- Alternative Character Interpretation: Did Dottie drop the ball in that final play on purpose?
- Word of God: No, she didn't. (If she did, she wouldn't have been giving tips on her sister's weaknesses.)
- Base-Breaking Character: Kit. Some people see her as a Passionate Sports Girl and sympathethic unfavorite who overcame being Overshadowed by Awesome, others see her as a whiny, bratty, hostile Ungrateful Bastard who didn't earn her place on the league and treated her sister with contempt even when Dottie did everything she could to make her happy.
- Comedy Ghetto: The trailer makes it out to be more of a comedic film when it really isn't.
- Ending Fatigue: The epilogue is both a CMOH and a Tear Jerker, but it does come off as Padding, especially since it's pretty lengthy.
- Fridge Brilliance: It may seem like Jimmy was just being nice to Evelyn by not venting at her again for missing the cut-off man, but in actuality, he was just being a manager.

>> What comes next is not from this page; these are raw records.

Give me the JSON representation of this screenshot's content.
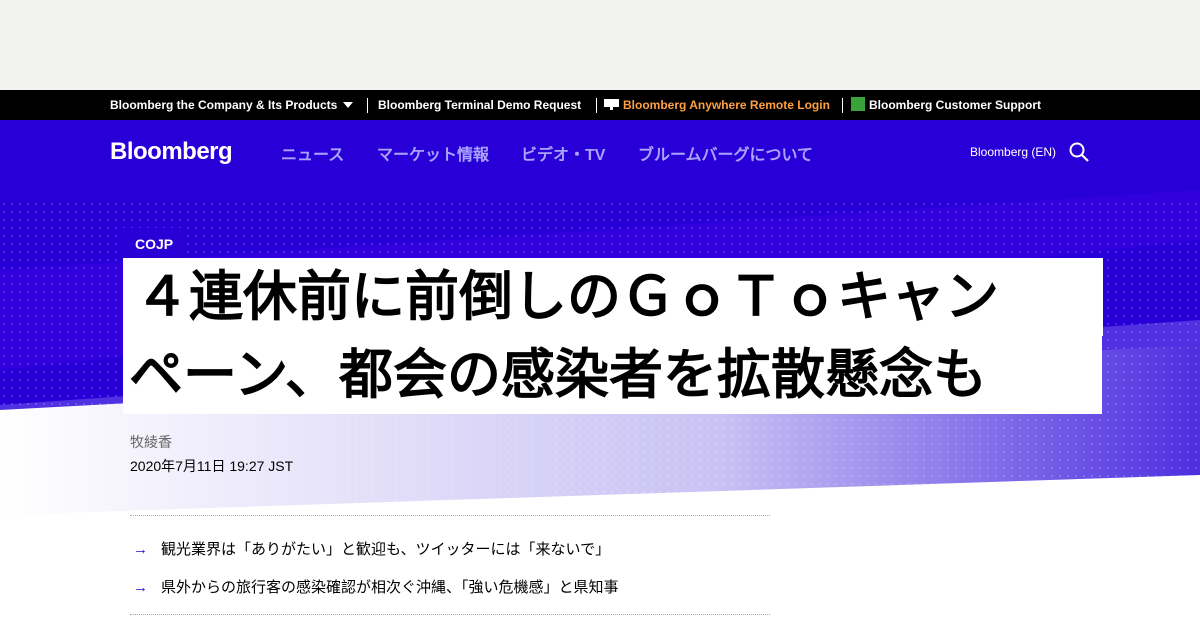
{
  "topbar": {
    "company": "Bloomberg the Company & Its Products",
    "terminal": "Bloomberg Terminal Demo Request",
    "anywhere": "Bloomberg Anywhere Remote Login",
    "support": "Bloomberg Customer Support",
    "anywhere_color": "#ff9f40"
  },
  "header": {
    "logo": "Bloomberg",
    "nav": [
      "ニュース",
      "マーケット情報",
      "ビデオ・TV",
      "ブルームバーグについて"
    ],
    "lang": "Bloomberg (EN)"
  },
  "article": {
    "tag": "COJP",
    "headline": [
      "４連休前に前倒しのＧｏＴｏキャン",
      "ペーン、都会の感染者を拡散懸念も"
    ],
    "author": "牧綾香",
    "date": "2020年7月11日 19:27 JST",
    "bullets": [
      "観光業界は「ありがたい」と歓迎も、ツイッターには「来ないで」",
      "県外からの旅行客の感染確認が相次ぐ沖縄、「強い危機感」と県知事"
    ]
  },
  "colors": {
    "brand_blue": "#2a00d6",
    "hero_blue": "#2800d7",
    "nav_text": "#a9a3ff"
  }
}
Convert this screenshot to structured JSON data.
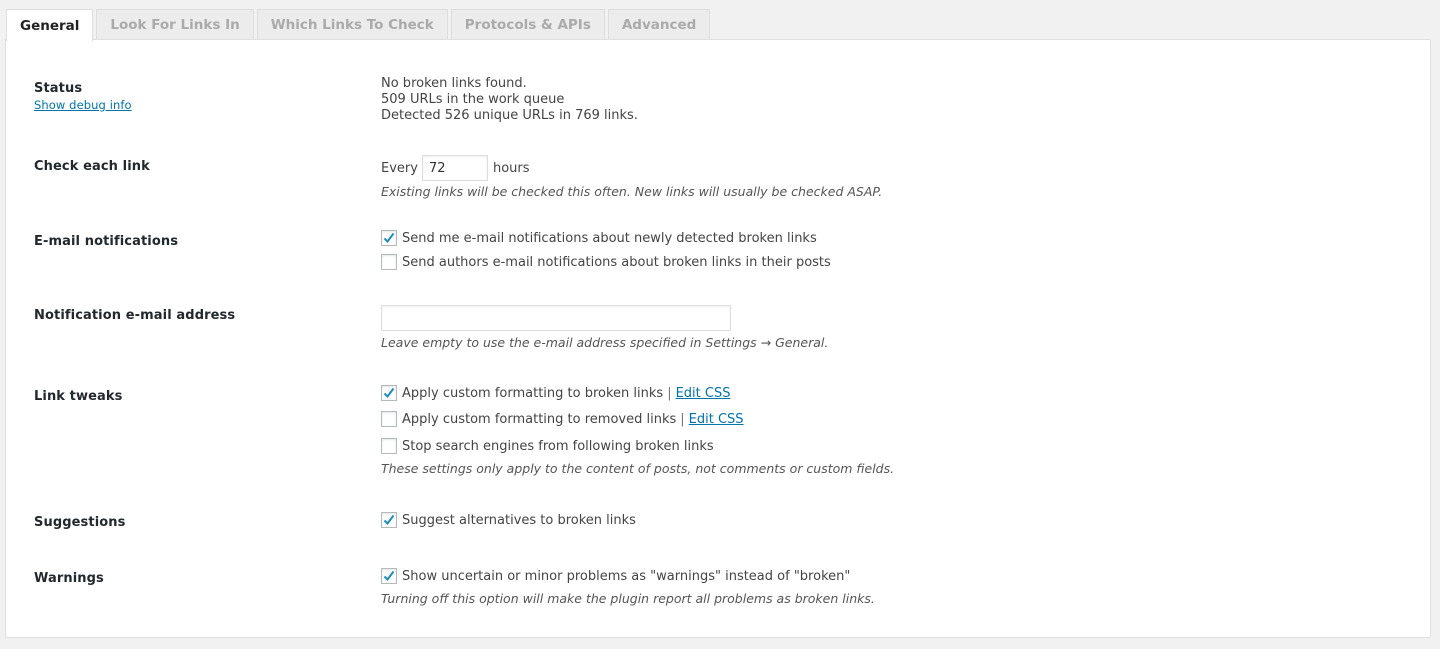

One of the jobs of a manager is to adjust his coaching to players on an individual basis, and venting at Evelyn wouldn't help her. You'll notice she gets the message, and at the climax, she hits the cutoff man perfectly.
- The awkwardness between Jimmy and Dottie before she leaves with Bob and when he later meets him makes a lot more sense given the Deleted Scene of Jimmy and Dottie kissing.
- Harsher in Hindsight:
- Kit scores the winning run in the championship by knocking over Dottie who was blocking home plate. 22 years after this movie, MLB instituted the controversial Posey Rule which prevents catchers from blocking the plate unless they possess the ball. However, Dottie had the ball long before Kit was even near the plate (heck, the relay was caught by the cutoff as Kit was rounding third, ignoring the coach's pleas to stop at third).
- Jimmy's frustration over not being able to join the army is a bit harder to watch after seeing what happened with Tom Hanks in World War II.
- Hollywood Homely: Marla, who looks quite cute once she gets a makeover. Kit also, though she's the only person who seems to think this; the general opinion is that while not as beautiful as Dottie, she's still quite pretty. Even the newsreel makes a point of this.Newsreel: And then there's [Dottie's] kid sister, Kit, who's as single as they come! Enough concentrated oomph for a whole carload of Hollywood starlets.
- Memetic Mutation
- "THERE'S NO CRYING IN BASEBALL!" note
- Jimmy's "The 'hard' is what makes it great" speech has since become a popular motivational slogan for sports teams as well as a motto for anyone following their dreams.
- "It's the lump three feet above your ass." note
- One-Scene Wonder: When a foul ball goes into the segregated black section of a stadium, the woman who tosses it back hurls a mean pitch that impresses Dottie, but alas, the movie takes place four years before Jackie Robinson broke major league baseball's color barrier.
- Reality Subtext: Jimmy Dugan was based on real-life future hall-of-famer Jimmie Foxx, who challenged Babe Ruth's home run record by becoming the youngest to reach 500 home runs—a record that stood for over 60 years—until alcoholismnote derailed his career. The real Foxx was still playing in 1942, but did coach in the AAGPBL in 1952, leading the Fort Wayne Daisies to the playoffs that year, but losing in the first round to the Rockford Peaches. He only managed the women's game for one season.
- Retroactive Recognition: Sharona Fleming learns there's no crying in baseball.
- Rewatch Bonus: Once you've seen the film and you know that Dottie tells her old teammate that Bob has died, her behavior in the beginning makes a lot more sense. It's clear that she's reluctant to attend the reunion, and her daughter is quite adamant that she go, because she's been depressed over the loss of her husband, which is fairly recent.
- She Really Can Act: Madonna. Despite having numerous starring roles this supporting role, which she nailed, is arguably her most memorable role.
YMMV / A League of Their Own